Top of Given data
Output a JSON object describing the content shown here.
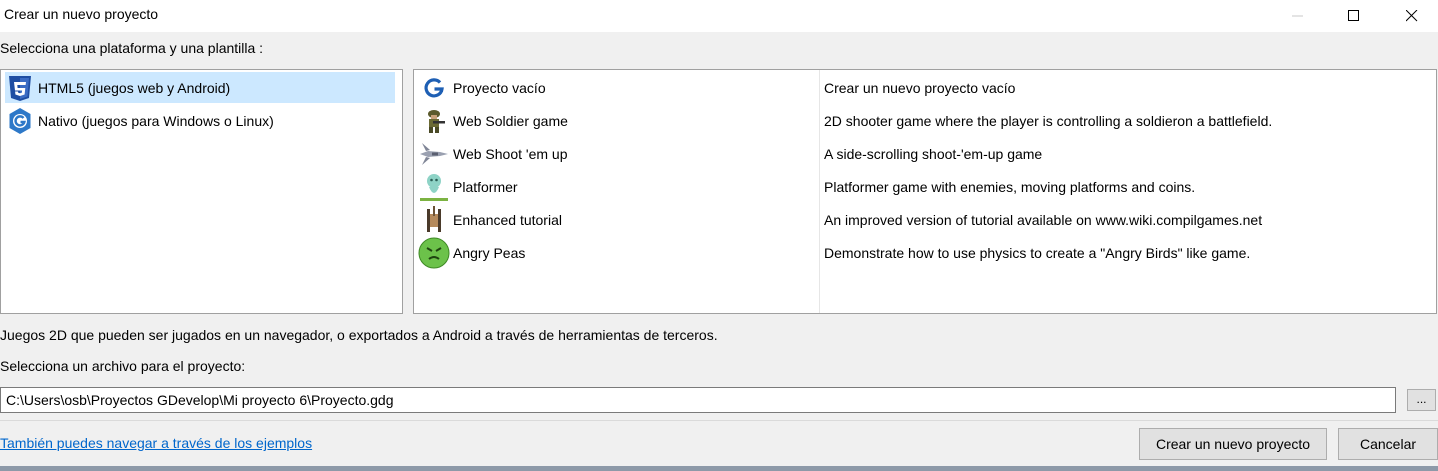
{
  "window": {
    "title": "Crear un nuevo proyecto"
  },
  "labels": {
    "choose_platform": "Selecciona una plataforma y una plantilla :",
    "platform_description": "Juegos 2D que pueden ser jugados en un navegador, o exportados a Android a través de herramientas de terceros.",
    "choose_file": "Selecciona un archivo para el proyecto:"
  },
  "platforms": [
    {
      "label": "HTML5 (juegos web y Android)",
      "icon": "html5-icon",
      "selected": true
    },
    {
      "label": "Nativo (juegos para Windows o Linux)",
      "icon": "gdevelop-native-icon",
      "selected": false
    }
  ],
  "templates": [
    {
      "name": "Proyecto vacío",
      "description": "Crear un nuevo proyecto vacío",
      "icon": "gdevelop-logo-icon"
    },
    {
      "name": "Web Soldier game",
      "description": "2D shooter game where the player is controlling a soldieron a battlefield.",
      "icon": "soldier-icon"
    },
    {
      "name": "Web Shoot 'em up",
      "description": "A side-scrolling shoot-'em-up game",
      "icon": "spaceship-icon"
    },
    {
      "name": "Platformer",
      "description": "Platformer game with enemies, moving platforms and coins.",
      "icon": "platformer-character-icon"
    },
    {
      "name": "Enhanced tutorial",
      "description": "An improved version of tutorial available on www.wiki.compilgames.net",
      "icon": "tutorial-tank-icon"
    },
    {
      "name": "Angry Peas",
      "description": "Demonstrate how to use physics to create a \"Angry Birds\" like game.",
      "icon": "angry-pea-icon"
    }
  ],
  "file": {
    "path": "C:\\Users\\osb\\Proyectos GDevelop\\Mi proyecto 6\\Proyecto.gdg",
    "browse_label": "..."
  },
  "footer": {
    "examples_link": "También puedes navegar a través de los ejemplos",
    "create_button": "Crear un nuevo proyecto",
    "cancel_button": "Cancelar"
  },
  "colors": {
    "selection": "#cce8ff",
    "link": "#0066cc",
    "window_bg": "#f0f0f0"
  }
}
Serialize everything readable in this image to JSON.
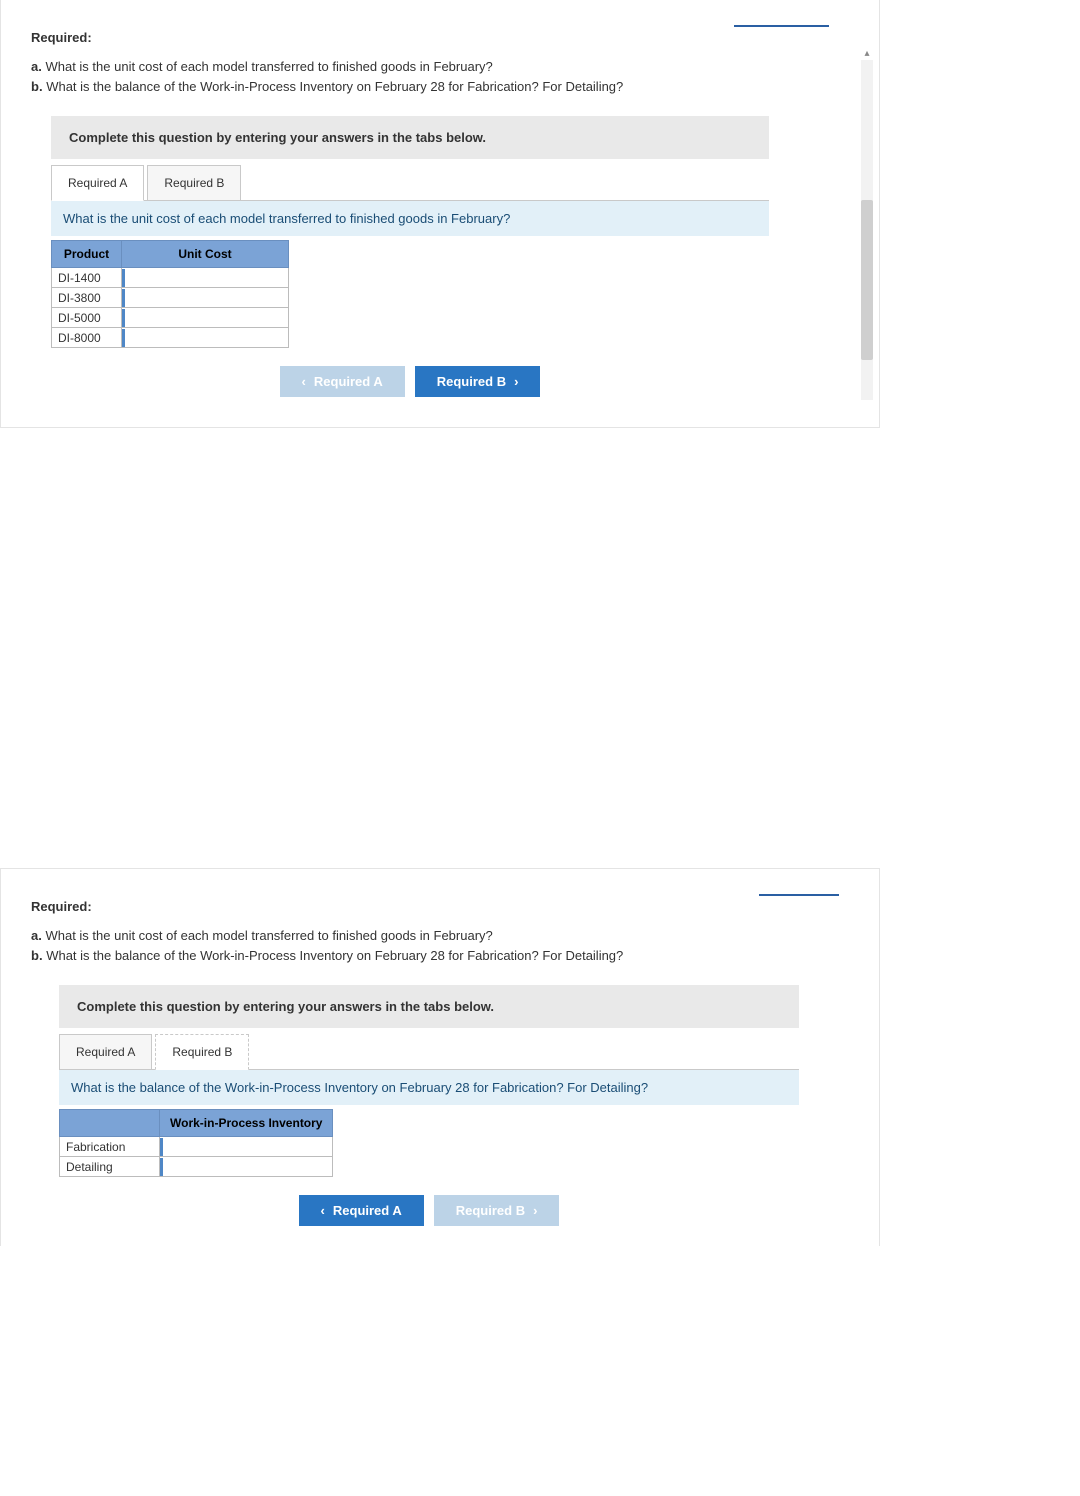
{
  "section1": {
    "required_heading": "Required:",
    "items": [
      {
        "letter": "a.",
        "text": "What is the unit cost of each model transferred to finished goods in February?"
      },
      {
        "letter": "b.",
        "text": "What is the balance of the Work-in-Process Inventory on February 28 for Fabrication? For Detailing?"
      }
    ],
    "instruction": "Complete this question by entering your answers in the tabs below.",
    "tabs": {
      "a": "Required A",
      "b": "Required B"
    },
    "question_bar": "What is the unit cost of each model transferred to finished goods in February?",
    "table": {
      "headers": [
        "Product",
        "Unit Cost"
      ],
      "rows": [
        "DI-1400",
        "DI-3800",
        "DI-5000",
        "DI-8000"
      ]
    },
    "nav": {
      "prev": "Required A",
      "next": "Required B"
    }
  },
  "section2": {
    "required_heading": "Required:",
    "items": [
      {
        "letter": "a.",
        "text": "What is the unit cost of each model transferred to finished goods in February?"
      },
      {
        "letter": "b.",
        "text": "What is the balance of the Work-in-Process Inventory on February 28 for Fabrication? For Detailing?"
      }
    ],
    "instruction": "Complete this question by entering your answers in the tabs below.",
    "tabs": {
      "a": "Required A",
      "b": "Required B"
    },
    "question_bar": "What is the balance of the Work-in-Process Inventory on February 28 for Fabrication? For Detailing?",
    "table": {
      "headers": [
        "",
        "Work-in-Process Inventory"
      ],
      "rows": [
        "Fabrication",
        "Detailing"
      ]
    },
    "nav": {
      "prev": "Required A",
      "next": "Required B"
    }
  }
}
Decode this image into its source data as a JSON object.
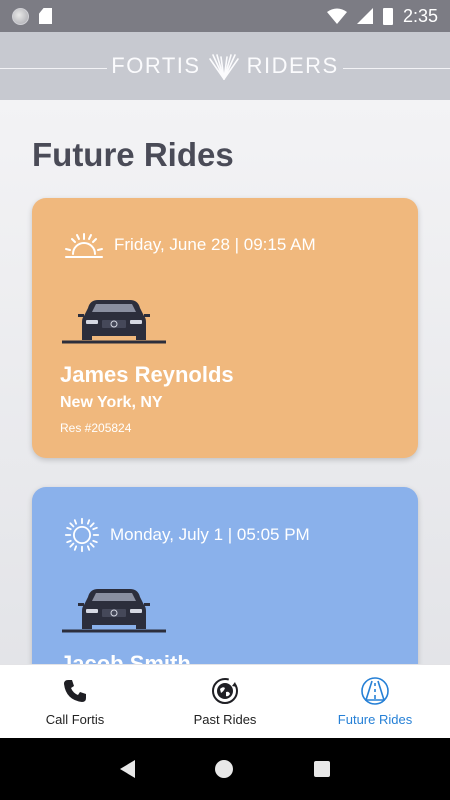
{
  "status_bar": {
    "time": "2:35",
    "icons": [
      "notification-dot-icon",
      "sd-card-icon",
      "wifi-icon",
      "signal-icon",
      "battery-icon"
    ]
  },
  "header": {
    "brand_left": "FORTIS",
    "brand_right": "RIDERS",
    "logo_icon": "wings-logo-icon"
  },
  "page": {
    "title": "Future Rides"
  },
  "rides": [
    {
      "time_icon": "sunrise-icon",
      "datetime": "Friday, June 28 | 09:15 AM",
      "car_icon": "car-front-icon",
      "name": "James Reynolds",
      "location": "New York, NY",
      "reservation": "Res #205824",
      "color": "#f0b87d"
    },
    {
      "time_icon": "sun-icon",
      "datetime": "Monday, July 1 | 05:05 PM",
      "car_icon": "car-front-icon",
      "name": "Jacob Smith",
      "location": "",
      "reservation": "",
      "color": "#8ab1eb"
    }
  ],
  "bottom_nav": {
    "items": [
      {
        "label": "Call Fortis",
        "icon": "phone-icon",
        "active": false
      },
      {
        "label": "Past Rides",
        "icon": "globe-history-icon",
        "active": false
      },
      {
        "label": "Future Rides",
        "icon": "road-icon",
        "active": true
      }
    ],
    "active_color": "#2680d6"
  }
}
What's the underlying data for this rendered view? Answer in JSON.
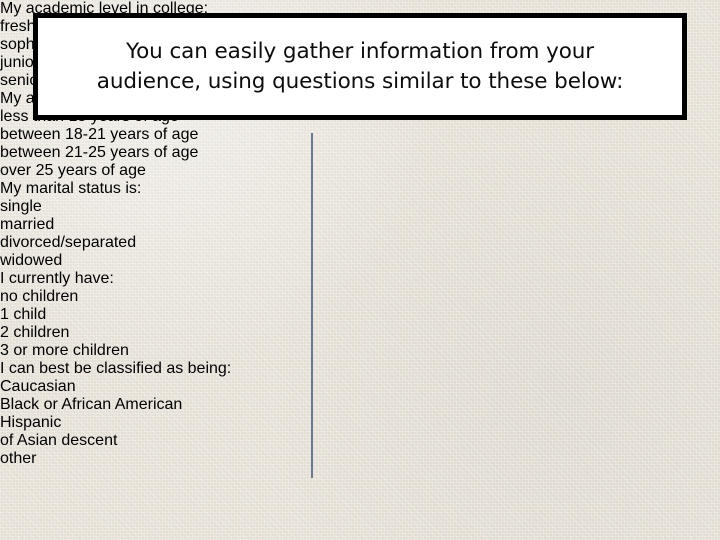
{
  "slide": {
    "background_color": "#e9e4da",
    "title_box": {
      "background_color": "#ffffff",
      "border_color": "#000000",
      "title": "You can easily gather information from your\naudience, using questions similar to these below:"
    },
    "divider": {
      "color": "#6b7a8f"
    },
    "left_column": {
      "lines": [
        "My academic level in college:",
        "freshman",
        "sophomore",
        "junior",
        "senior",
        "My age is:",
        "less than 18 years of age",
        "between 18-21 years of age",
        "between 21-25 years of age",
        "over 25 years of age",
        "My marital status is:",
        "single",
        "married",
        "divorced/separated",
        "widowed"
      ]
    },
    "right_column": {
      "lines": [
        "I currently have:",
        "no children",
        "1 child",
        "2 children",
        "3 or more children",
        "I can best be classified as being:",
        "Caucasian",
        "Black or African American",
        "Hispanic",
        "of Asian descent",
        "other"
      ]
    }
  }
}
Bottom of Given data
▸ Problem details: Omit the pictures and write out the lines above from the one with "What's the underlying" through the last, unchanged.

▸ Answer for the task:
What's the underlying data for this rendered view? Answer in JSON.
{
  "slide": {
    "background_color": "#e9e4da",
    "title_box": {
      "background_color": "#ffffff",
      "border_color": "#000000",
      "title": "You can easily gather information from your\naudience, using questions similar to these below:"
    },
    "divider": {
      "color": "#6b7a8f"
    },
    "left_column": {
      "lines": [
        "My academic level in college:",
        "freshman",
        "sophomore",
        "junior",
        "senior",
        "My age is:",
        "less than 18 years of age",
        "between 18-21 years of age",
        "between 21-25 years of age",
        "over 25 years of age",
        "My marital status is:",
        "single",
        "married",
        "divorced/separated",
        "widowed"
      ]
    },
    "right_column": {
      "lines": [
        "I currently have:",
        "no children",
        "1 child",
        "2 children",
        "3 or more children",
        "I can best be classified as being:",
        "Caucasian",
        "Black or African American",
        "Hispanic",
        "of Asian descent",
        "other"
      ]
    }
  }
}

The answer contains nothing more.